_TASK BRIEF_: Scan the records below, and wherever a line has the word "count", pull it out.

__________

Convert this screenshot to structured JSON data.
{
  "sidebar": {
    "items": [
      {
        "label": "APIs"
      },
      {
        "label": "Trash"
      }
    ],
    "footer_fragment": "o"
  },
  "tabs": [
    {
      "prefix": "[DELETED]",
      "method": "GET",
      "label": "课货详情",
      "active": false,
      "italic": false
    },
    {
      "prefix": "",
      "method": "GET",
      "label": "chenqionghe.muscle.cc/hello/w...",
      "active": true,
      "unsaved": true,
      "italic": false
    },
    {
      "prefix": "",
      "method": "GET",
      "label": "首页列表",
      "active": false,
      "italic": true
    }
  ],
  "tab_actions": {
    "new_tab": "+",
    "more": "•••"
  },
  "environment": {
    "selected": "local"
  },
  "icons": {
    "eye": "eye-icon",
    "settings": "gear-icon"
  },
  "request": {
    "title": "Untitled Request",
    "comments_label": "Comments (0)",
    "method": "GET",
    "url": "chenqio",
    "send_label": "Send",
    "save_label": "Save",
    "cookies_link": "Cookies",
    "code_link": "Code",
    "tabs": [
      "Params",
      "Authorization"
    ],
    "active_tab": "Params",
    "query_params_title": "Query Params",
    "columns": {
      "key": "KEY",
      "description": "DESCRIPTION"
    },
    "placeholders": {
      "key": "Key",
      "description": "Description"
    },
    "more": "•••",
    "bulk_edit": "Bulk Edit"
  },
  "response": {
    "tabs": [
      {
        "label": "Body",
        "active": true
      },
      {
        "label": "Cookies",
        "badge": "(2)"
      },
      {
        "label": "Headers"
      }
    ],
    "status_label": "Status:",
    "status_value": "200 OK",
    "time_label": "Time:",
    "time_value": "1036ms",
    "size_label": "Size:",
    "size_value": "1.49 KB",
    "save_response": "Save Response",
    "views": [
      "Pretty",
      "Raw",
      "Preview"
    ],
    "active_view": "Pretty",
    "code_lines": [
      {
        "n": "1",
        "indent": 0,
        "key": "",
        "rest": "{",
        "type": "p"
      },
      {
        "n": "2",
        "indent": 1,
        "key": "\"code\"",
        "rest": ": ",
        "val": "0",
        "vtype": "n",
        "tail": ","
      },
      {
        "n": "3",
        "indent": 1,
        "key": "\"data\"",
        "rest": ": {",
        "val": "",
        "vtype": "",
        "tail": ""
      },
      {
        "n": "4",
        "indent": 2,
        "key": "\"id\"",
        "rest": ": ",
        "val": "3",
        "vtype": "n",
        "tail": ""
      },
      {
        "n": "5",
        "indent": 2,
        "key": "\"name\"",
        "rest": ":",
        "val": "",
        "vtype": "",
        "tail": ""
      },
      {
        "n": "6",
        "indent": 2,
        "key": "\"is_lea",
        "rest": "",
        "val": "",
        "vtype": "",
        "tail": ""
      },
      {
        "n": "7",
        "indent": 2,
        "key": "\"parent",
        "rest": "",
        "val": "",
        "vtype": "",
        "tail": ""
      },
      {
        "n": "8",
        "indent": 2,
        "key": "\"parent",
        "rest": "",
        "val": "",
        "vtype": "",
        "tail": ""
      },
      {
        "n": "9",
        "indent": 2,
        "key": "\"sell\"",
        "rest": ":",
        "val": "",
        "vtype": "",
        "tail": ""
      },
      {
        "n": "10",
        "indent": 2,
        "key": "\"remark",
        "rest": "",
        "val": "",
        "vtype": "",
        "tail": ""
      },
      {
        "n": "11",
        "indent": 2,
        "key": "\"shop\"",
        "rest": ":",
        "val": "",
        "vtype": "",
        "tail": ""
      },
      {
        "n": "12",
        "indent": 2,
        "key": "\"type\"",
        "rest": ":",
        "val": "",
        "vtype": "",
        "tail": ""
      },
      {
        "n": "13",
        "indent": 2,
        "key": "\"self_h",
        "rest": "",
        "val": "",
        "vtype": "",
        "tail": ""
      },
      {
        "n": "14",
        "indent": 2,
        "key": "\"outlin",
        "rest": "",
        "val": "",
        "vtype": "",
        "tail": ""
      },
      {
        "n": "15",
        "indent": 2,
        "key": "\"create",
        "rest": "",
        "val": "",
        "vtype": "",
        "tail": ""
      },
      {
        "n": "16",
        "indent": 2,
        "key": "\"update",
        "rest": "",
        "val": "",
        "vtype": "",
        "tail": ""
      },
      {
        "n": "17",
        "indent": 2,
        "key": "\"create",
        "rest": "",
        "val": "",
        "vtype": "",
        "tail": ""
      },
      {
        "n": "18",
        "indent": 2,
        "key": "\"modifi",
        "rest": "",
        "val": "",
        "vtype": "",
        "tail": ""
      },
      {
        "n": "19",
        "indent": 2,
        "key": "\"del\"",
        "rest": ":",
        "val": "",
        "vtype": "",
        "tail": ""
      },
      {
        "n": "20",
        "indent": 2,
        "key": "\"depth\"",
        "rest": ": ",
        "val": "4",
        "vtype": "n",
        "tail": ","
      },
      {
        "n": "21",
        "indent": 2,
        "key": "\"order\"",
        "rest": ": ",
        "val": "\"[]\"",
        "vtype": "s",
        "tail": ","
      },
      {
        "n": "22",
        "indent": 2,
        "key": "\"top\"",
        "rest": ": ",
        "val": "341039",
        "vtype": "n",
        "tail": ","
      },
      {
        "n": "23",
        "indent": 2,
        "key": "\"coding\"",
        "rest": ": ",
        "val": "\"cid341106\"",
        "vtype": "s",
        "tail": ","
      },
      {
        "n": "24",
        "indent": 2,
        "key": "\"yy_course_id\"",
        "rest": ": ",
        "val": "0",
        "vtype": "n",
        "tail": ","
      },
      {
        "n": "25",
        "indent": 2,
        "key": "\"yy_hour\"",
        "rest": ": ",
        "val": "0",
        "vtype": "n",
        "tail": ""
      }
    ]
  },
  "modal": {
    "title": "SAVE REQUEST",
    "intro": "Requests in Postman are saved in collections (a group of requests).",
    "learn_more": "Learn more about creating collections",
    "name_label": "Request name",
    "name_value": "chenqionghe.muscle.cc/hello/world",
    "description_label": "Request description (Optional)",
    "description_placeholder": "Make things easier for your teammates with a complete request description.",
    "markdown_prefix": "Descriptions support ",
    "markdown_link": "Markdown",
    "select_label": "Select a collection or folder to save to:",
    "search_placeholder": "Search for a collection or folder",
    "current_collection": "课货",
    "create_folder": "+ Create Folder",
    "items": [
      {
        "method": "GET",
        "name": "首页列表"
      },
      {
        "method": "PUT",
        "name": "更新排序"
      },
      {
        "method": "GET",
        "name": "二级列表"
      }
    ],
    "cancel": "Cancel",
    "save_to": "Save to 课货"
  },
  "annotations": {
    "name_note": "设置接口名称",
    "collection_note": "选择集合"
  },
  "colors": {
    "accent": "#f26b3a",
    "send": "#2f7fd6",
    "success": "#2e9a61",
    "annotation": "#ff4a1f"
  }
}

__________

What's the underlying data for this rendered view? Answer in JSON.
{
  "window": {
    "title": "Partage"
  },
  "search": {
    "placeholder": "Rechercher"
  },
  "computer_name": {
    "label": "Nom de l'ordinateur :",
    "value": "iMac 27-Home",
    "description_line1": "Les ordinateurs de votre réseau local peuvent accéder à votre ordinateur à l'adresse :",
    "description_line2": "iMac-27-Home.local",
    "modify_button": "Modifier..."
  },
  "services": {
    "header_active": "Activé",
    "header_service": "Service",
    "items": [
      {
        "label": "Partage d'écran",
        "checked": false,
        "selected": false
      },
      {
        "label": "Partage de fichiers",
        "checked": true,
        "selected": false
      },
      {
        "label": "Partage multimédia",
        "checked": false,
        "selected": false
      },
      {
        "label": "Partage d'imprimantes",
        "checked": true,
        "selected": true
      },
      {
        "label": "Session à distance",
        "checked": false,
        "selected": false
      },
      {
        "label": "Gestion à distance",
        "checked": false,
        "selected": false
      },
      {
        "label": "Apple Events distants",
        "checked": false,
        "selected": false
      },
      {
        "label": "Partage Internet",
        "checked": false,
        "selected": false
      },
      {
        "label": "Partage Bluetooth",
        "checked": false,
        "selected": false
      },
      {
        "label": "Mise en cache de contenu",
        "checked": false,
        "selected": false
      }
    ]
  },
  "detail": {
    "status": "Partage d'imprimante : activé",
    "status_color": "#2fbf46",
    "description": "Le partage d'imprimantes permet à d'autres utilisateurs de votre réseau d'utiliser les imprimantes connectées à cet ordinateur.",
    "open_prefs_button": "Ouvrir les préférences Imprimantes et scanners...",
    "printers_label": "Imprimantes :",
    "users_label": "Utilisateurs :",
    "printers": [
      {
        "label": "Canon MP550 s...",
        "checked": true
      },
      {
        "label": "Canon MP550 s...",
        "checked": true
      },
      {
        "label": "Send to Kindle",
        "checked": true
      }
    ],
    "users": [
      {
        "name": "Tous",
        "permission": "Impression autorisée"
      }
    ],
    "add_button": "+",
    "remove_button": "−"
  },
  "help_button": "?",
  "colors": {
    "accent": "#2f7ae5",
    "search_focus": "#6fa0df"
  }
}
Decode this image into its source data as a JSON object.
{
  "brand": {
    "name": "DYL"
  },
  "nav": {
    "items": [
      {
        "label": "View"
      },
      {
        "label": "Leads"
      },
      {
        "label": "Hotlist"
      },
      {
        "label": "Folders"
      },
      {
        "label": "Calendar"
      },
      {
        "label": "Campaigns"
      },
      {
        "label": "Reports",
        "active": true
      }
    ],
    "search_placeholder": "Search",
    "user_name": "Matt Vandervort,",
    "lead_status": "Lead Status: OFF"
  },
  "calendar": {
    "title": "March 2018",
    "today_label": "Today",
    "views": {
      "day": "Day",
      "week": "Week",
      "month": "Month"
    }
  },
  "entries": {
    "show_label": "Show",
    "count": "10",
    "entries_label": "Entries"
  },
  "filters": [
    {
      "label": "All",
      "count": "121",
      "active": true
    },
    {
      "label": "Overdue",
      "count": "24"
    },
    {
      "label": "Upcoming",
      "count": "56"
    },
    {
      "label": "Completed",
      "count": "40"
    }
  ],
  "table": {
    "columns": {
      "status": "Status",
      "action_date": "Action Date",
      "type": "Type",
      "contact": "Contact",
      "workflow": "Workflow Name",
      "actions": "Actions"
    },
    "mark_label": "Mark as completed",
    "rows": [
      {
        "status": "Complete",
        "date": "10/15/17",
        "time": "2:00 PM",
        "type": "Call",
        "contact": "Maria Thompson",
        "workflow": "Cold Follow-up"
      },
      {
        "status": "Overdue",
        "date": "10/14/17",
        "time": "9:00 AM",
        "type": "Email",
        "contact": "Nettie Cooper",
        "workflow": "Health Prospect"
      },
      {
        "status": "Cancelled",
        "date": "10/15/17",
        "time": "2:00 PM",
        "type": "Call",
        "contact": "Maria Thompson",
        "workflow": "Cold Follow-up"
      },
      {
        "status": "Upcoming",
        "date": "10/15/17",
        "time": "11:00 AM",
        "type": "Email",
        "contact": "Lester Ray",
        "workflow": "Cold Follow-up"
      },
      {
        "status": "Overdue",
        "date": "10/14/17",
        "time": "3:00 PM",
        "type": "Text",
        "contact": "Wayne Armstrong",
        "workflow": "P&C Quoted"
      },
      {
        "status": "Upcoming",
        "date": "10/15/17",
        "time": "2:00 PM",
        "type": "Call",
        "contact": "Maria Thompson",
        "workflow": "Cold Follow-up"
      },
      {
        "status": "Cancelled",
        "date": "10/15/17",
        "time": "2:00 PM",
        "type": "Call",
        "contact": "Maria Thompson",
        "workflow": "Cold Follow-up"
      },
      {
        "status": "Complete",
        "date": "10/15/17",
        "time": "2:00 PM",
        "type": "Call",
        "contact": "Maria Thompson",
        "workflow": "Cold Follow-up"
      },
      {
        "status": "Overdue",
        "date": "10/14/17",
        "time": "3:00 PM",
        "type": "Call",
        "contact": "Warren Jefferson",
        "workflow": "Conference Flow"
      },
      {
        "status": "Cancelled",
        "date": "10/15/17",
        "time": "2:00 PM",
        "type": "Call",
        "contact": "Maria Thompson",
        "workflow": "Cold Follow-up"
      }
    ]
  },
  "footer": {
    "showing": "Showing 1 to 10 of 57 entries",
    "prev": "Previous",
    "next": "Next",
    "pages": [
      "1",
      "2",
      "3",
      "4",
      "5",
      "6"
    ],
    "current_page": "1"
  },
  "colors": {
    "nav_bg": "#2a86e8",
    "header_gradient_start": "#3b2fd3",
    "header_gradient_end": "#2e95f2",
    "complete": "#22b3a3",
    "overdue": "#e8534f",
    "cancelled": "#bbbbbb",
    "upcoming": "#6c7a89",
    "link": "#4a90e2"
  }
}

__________

_TASK SOLUTION_:
    "count": "10",
      "count": "121",
      "count": "24"
      "count": "56"
      "count": "40"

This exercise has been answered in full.